How about a more supportive interpretation?  What am I doing when I’m being quiet (not just online, but all the time)? Often, I’m just being, breathing quietly and being aware of my breath.  Listening, processing but not necessarily reacting immediately.  What if the network were like that?  What if silence could mean acceptance, appreciation, assimilation of ideas?

 

 

Originally posted on Lloyd’s posterous

The Journey Metaphor: @michaeldila on Fuzzy Goals & El Dorado

Michael Dila picks up Tara’s “Unclear Path” and riffs on it, adding in a couple of important points about this journey/traveler metaphor:

“What kind of people would rather take the hard way than the easy way? People who are looking for something, but don’t know what it is. There is a lesson in the historical/mythical place that the Spanish conquistadors called El Dorado: a lost city of the Mayans made of gold and containing untold riches. No one ever found El Dorado and the truth is it can never be found, not because it is a myth, but because those who seek it are more interested in the search.”

So again and again, especially when making decisions about where to go next, the people around me came up with the most direct possible route from where I was today to New York.  It was almost as if we automatically optimise for efficiency.  
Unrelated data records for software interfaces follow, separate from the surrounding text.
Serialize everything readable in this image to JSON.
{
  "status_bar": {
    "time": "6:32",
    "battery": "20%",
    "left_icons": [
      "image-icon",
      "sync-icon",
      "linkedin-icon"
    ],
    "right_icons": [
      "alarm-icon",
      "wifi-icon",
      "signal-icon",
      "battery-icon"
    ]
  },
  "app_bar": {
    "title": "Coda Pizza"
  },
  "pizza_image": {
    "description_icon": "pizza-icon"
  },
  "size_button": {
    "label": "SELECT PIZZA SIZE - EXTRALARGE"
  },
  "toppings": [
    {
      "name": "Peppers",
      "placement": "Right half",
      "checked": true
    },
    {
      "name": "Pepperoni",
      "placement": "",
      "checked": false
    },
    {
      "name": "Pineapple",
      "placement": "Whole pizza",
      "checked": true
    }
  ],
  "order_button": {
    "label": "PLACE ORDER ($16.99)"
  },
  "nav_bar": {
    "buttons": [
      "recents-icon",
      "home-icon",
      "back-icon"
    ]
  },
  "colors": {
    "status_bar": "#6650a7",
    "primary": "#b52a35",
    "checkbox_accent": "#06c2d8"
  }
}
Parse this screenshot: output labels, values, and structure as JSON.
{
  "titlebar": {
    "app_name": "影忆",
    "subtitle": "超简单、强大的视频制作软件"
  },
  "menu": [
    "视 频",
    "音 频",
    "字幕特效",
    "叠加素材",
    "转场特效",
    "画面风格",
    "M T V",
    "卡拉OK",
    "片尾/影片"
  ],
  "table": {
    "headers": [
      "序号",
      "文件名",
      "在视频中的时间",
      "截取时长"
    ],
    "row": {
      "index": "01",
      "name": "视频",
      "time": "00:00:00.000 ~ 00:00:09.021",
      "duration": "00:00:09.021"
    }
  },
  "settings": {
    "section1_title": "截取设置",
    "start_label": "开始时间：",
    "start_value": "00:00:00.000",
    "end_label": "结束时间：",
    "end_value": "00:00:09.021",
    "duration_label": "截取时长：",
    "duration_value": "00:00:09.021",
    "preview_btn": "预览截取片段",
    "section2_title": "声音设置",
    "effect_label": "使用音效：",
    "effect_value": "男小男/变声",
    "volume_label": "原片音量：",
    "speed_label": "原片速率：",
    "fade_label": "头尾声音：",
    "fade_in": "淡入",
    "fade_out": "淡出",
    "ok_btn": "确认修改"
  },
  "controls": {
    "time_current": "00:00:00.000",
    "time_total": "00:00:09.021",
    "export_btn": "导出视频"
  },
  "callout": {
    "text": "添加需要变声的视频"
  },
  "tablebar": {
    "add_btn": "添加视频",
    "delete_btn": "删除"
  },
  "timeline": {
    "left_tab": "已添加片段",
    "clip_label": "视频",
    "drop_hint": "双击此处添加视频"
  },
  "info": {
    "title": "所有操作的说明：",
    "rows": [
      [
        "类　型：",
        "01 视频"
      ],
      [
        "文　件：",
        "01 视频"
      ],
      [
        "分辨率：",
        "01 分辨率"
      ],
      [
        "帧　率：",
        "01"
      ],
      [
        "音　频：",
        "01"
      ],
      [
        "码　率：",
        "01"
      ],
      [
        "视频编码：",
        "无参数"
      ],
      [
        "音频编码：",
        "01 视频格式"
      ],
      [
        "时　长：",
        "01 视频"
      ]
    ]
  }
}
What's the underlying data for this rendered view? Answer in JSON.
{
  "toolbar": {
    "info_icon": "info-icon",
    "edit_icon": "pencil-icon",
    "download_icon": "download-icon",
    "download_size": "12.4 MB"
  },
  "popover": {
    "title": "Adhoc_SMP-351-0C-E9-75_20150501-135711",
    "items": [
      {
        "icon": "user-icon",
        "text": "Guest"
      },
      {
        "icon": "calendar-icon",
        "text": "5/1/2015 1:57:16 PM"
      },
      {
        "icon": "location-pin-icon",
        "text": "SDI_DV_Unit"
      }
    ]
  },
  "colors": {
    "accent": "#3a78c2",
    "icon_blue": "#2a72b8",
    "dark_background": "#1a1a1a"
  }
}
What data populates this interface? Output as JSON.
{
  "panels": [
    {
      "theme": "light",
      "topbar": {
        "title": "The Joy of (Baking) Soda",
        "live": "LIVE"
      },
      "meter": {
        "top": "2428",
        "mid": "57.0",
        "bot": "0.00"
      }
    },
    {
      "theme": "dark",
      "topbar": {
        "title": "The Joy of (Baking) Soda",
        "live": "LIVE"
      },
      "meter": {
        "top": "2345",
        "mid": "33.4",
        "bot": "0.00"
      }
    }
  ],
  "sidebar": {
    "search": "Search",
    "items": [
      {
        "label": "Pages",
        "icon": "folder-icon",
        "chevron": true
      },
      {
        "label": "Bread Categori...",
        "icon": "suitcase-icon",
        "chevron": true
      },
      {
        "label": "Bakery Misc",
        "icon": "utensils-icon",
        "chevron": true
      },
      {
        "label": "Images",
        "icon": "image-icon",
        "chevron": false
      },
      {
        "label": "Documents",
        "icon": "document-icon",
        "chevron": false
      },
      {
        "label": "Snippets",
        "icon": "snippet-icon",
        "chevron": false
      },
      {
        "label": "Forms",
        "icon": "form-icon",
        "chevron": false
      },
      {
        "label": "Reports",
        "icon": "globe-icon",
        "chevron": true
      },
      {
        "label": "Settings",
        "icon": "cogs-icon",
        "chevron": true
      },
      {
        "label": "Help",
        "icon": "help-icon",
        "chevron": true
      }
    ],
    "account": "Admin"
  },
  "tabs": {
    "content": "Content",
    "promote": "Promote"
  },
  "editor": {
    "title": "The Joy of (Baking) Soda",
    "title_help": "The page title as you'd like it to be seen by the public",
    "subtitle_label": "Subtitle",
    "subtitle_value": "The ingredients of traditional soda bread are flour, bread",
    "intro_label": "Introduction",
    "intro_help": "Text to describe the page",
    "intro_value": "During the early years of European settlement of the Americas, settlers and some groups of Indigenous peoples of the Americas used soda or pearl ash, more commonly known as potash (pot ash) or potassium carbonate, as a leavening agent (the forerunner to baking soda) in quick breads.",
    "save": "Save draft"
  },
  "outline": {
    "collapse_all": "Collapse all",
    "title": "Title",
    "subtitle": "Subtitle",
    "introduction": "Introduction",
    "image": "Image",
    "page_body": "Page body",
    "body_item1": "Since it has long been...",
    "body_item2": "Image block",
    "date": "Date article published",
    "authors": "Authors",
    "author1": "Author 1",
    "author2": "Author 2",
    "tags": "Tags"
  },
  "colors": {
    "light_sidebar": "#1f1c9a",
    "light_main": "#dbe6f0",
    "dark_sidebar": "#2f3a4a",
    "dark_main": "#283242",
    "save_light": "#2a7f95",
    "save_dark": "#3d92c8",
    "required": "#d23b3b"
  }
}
And I had to patiently and kindly remind them that if the point of this was simply to get to NYC from San Francisco then I probably would not have ended up in their company having this conversation.  If I could have (and mostly I think that means, if I had been driving a car and I was less of a scaredy-cat) then I’d have made it even more convoluted, I’d have doubled back on myself, I’d have stayed in a different place every single night, I might have ended up leaving the USA altogether and actually heading south for El Dorado.  

Even as it was, options other than the direct appear insane – why would you go from SF to Austin via Seattle and Milwaukee? I could not possibly know the answer to that when I was sitting in Half Moon Bay. But I’m awfully glad that that’s what I did!

 

Let’s say it once again.  The point of this trip was *not* to see whether you can get from San Francisco to New York (of course you can, in many boring ways) it was to see what happens when you set a goal and then allow for the journey to unfold over the period of a month, letting other people in on the decision making. Which leads me to Michael again: 

“There’s something important that … is often missing from many mythological accounts of those who explore and experiment on the frontier: we do not do it alone.”

Please. Read The Whole Thing.

I may go round in circles for a bit with this, pulling out ideas, referencing them back to the trip and then trying to put them in a broader context.  That’s how I’m learning. Hope you are too.

 

 

Originally posted on Please Look After This Englishman